My PhD was a historical and cultural reconstruction of the context of the late antique hagiographical source ‘The Life of saint Severin’, entitled Eugippii Vita sancti Severini. Dal testo al territorio: il Norico tardoantico. Presently, I am a Fellow Researcher at the University of Bergamo.
The aim of my research is the development of a prosopographical reference work on ancient mobility (Human mobility between Oriens and Transpadana: A prosopographical research (98-604)), also in a digital format (HUMOT).



Susan Einbinder is the author of After the Black Death: Plague and Commemoration among Iberian Jews (Philadelphia 2018) and two monographs on medieval French Jews, Beautiful Death: Jewish Poetry and Martyrdom from Medieval France (Princeton 2002) and No Place of Rest: Literature, Expulsion and the Memory of Medieval France (Philadelphia 2009).  Since 2012, she has been Professor of Hebrew and Judaic Studies at the University of Connecticut.  From 1993-2012, she taught at the Hebrew Union College in Cincinnati.  She is a Fellow of the Medieval Academy of America and a grateful recipient of fellowships from the Guggenheim Foundation, the Institute for Advanced Studies, the NY Public Library’s Cullman Center, the National Humanities Center, the UConn Humanities Institute and more.  This year she will be working on a new project exploring Jewish responses to the plague in late medieval and early modern settings. 



 Dr. Sundar Henny is an historian of early modern Europe, interested in the history of ethnography, comparatism, and archives.

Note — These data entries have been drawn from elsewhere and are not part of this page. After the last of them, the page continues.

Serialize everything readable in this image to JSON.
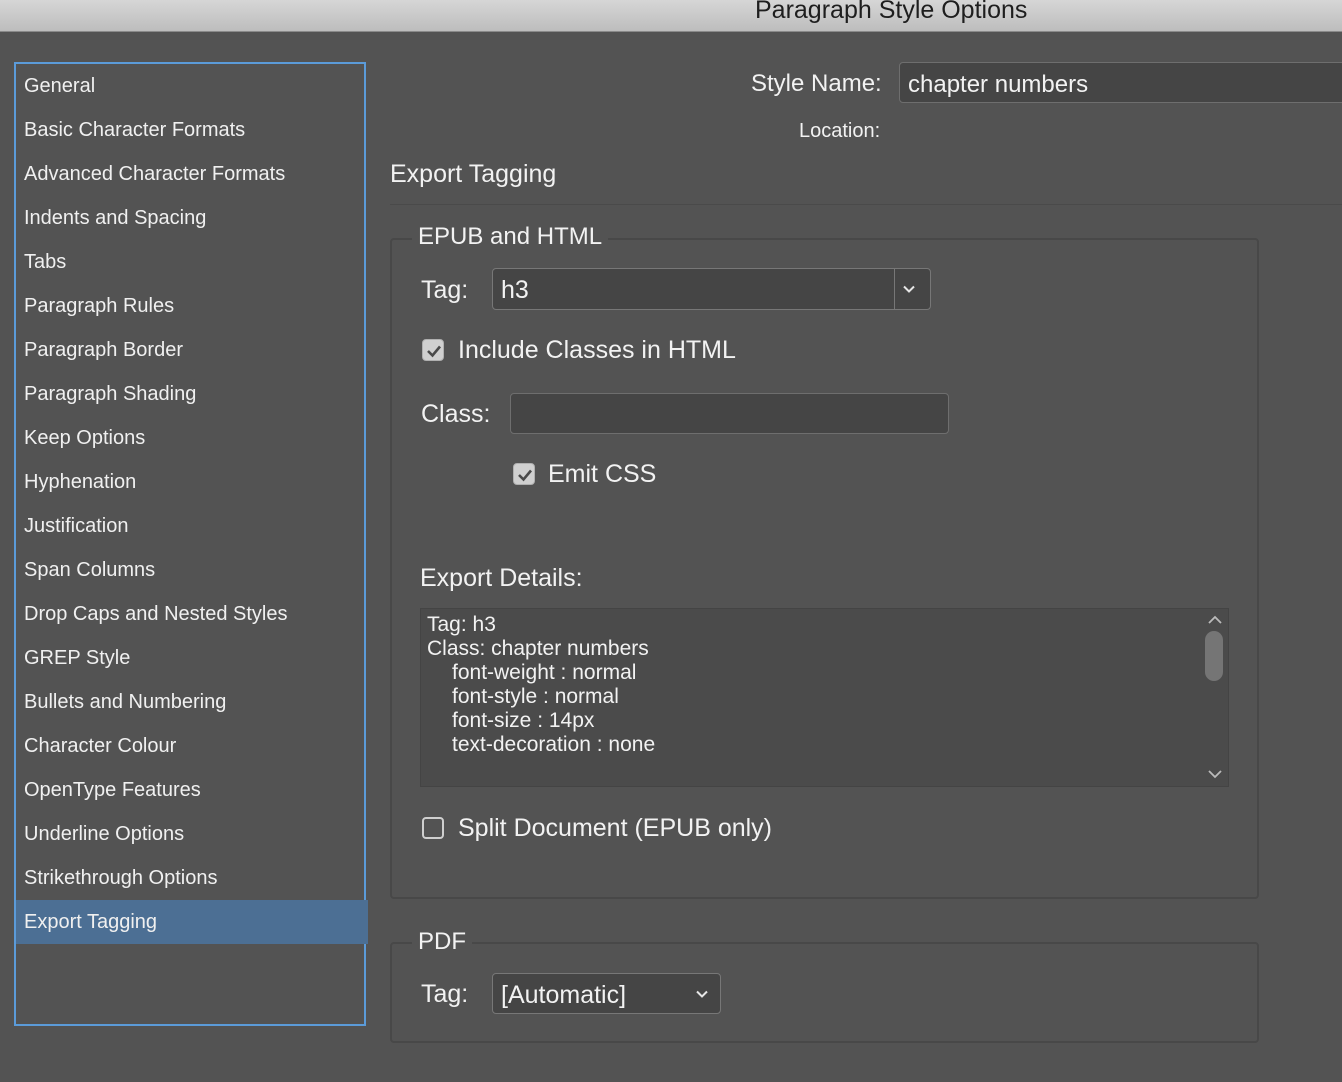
{
  "window": {
    "title": "Paragraph Style Options"
  },
  "sidebar": {
    "items": [
      "General",
      "Basic Character Formats",
      "Advanced Character Formats",
      "Indents and Spacing",
      "Tabs",
      "Paragraph Rules",
      "Paragraph Border",
      "Paragraph Shading",
      "Keep Options",
      "Hyphenation",
      "Justification",
      "Span Columns",
      "Drop Caps and Nested Styles",
      "GREP Style",
      "Bullets and Numbering",
      "Character Colour",
      "OpenType Features",
      "Underline Options",
      "Strikethrough Options",
      "Export Tagging"
    ],
    "selected": "Export Tagging"
  },
  "header": {
    "style_name_label": "Style Name:",
    "style_name_value": "chapter numbers",
    "location_label": "Location:"
  },
  "section": {
    "title": "Export Tagging"
  },
  "epub": {
    "group_title": "EPUB and HTML",
    "tag_label": "Tag:",
    "tag_value": "h3",
    "include_classes_label": "Include Classes in HTML",
    "include_classes_checked": true,
    "class_label": "Class:",
    "class_value": "",
    "emit_css_label": "Emit CSS",
    "emit_css_checked": true,
    "export_details_label": "Export Details:",
    "export_details_lines": [
      "Tag: h3",
      "Class: chapter numbers",
      "font-weight : normal",
      "font-style : normal",
      "font-size : 14px",
      "text-decoration : none"
    ],
    "split_label": "Split Document (EPUB only)",
    "split_checked": false
  },
  "pdf": {
    "group_title": "PDF",
    "tag_label": "Tag:",
    "tag_value": "[Automatic]"
  }
}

He is an Ambizione fellow at the University of Bern and a visiting professor at the HCMH. His current project, funded by the Swiss National Science Foundation, is entitled Navel of the World: Cross-Cultural Encounters at the Church of the Holy Sepulchre, 1400–1600. In this project, Christianity’s most prominent pilgrimage destination in Jerusalem serves as a prism for the study of late medieval and early modern notions of cultural and religious diversity. The project takes into account sources from Latin (Western European) as well as from Armenian and Greek pilgrims and residents.

In the past, Sundar worked on autobiographical writing in 17th-century Zurich. A revised version of his doctoral thesis (University of Basel, 2012) appeared as Vom Leib geschrieben: Der Mikrokosmos Zürich und seine Selbstzeugnisse im 17. Jahrhundert (Böhlau, 2016). He has conducted postdoctoral research on the reception of Strabo at the University of Cambridge and Princeton University and taught at the Universities of Basel, Bern, and Lucerne. In 2018, he published an edition with commentary of Isaak Iselin’s Geschichte der Menschheit (1764), an Enlightenment classic and the first history of mankind in German.




Currently an American Council for Learned Societies Fellow, Dr. Fabien Montcher is preparing for publication a monograph entitled “Scholars of Fortune: Conflicts and the Making of Politics in Early Modern Empires.” Departing from his expertise in early modern Iberian history (including both the Spanish and the Portuguese empires), his work analyzes scholarly political mediation in the context of Late Renaissance wars. At Haïfa, Fabien will be presenting and discussing a line of research related to the question of how the intellectual networks of the Republic of Letters secured political communication across the Western Mediterranean in the midst of seventeenth-century revolts. This line aims to test concepts such as ‘bibliopolitics’ in order to include in the analysis of early modern information systems the history of political cultures and the social history of knowledge.